In order to relieve the curiosity of the huge Reddit community, systems administrator Jason Harvey has shared some details about the DDoS attack that recently hit the popular social news site and caused it to go down for a period of 50 minutes.
The attack started at roughly 0230 PDT on the 19th, and for the next eight ours the attackers and Reddit admins were “battling it out” by continually adjusting their attack and mitigation strategies.
Most of the users didn’t notice a great difference when using the site during that short period, but some login attempts and API calls failed, and the sysadmins chose to disable some site features.
“The pattern of the attack clearly indicated that this was a malicious attempt aimed at taking the site down. For example, thousands of separate IP addresses all hammering illegitimate requests, and all of them simultaneously changing whenever we would move to counter,” wrote Harvey.
“At peak the attack was resulting in 400,000 requests per second at our CDN layer; 2200% over our previous record peak of 18,000 requests per second. Even when serving 400k requests a second, a large amount of the attack wasn’t getting responded to at all due to various layers of congestion. This suggests that the attacker’s capability was higher than what we were even capable of monitoring.”
He pointed out that the attack was coming from thousands of IPs around the world, which means a botnet was used.
“I’d say the most likely explanation is that someone decided to take us down for shits and giggles. There was a lot of focus on reddit at the time, so we were an especially juicy target for anyone looking to show off. DDoS attacks we’ve received in the past have proven to be motivated as such, although those attacks were of a much smaller scale. Of course, without any clear evidence from the attack itself we can’t say anything for certain,” he added, commenting on Reddit users’ speculation about the motives of the attack, which ranged from “revenge” for getting involved in the CISPA blackout to attackers demonstrating the power of their botnets to a potential customer.

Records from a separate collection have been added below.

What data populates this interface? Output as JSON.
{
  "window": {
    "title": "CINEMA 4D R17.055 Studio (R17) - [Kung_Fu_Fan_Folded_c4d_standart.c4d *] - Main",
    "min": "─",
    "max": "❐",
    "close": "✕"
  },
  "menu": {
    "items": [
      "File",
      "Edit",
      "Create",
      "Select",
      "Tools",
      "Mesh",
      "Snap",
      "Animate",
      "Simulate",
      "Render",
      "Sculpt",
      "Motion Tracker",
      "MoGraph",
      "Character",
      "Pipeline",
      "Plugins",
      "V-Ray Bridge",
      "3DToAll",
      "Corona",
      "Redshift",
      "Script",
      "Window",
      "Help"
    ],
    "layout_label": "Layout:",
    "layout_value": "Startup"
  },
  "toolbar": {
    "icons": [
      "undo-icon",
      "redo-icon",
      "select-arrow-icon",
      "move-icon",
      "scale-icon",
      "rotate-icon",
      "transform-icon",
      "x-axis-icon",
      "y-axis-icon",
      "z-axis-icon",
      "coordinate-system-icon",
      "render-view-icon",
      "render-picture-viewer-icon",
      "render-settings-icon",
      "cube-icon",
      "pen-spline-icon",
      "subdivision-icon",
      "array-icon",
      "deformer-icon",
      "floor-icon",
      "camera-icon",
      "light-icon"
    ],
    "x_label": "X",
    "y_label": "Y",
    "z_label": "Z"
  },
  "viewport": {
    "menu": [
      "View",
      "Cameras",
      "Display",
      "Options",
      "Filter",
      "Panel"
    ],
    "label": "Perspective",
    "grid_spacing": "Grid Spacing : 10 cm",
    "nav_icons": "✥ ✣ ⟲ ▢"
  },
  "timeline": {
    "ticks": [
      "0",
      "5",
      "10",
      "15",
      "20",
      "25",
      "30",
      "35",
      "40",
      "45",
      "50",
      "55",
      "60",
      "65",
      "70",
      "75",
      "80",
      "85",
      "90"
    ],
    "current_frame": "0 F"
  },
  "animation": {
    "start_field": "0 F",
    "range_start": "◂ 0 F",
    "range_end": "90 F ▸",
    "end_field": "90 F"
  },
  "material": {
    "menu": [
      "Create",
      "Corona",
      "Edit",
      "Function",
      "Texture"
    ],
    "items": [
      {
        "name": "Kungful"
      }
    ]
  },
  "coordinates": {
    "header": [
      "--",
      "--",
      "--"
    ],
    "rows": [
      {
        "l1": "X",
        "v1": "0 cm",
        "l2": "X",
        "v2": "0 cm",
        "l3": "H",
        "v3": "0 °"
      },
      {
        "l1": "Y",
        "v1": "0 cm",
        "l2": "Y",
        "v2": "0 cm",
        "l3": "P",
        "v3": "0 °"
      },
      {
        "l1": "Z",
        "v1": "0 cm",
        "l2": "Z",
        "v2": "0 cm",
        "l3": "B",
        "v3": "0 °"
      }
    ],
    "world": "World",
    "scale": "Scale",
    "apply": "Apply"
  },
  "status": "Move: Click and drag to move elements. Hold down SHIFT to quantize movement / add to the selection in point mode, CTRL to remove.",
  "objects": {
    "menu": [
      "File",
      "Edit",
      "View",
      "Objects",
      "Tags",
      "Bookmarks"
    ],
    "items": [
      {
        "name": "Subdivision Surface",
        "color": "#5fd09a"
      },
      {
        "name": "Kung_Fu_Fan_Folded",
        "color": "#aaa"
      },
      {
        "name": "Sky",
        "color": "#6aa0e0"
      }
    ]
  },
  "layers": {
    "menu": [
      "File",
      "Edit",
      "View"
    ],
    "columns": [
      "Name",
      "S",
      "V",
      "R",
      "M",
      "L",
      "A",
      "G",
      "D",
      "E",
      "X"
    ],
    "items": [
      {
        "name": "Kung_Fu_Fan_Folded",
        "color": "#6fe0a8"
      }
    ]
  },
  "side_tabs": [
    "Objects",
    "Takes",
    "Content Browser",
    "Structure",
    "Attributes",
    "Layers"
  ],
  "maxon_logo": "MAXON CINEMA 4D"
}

He answered some of the questions put forward by the users, but declined to answer others, saying they have to be careful on what they share in order not to provide next attacker with clear instructions on how to take Reddit down in the future.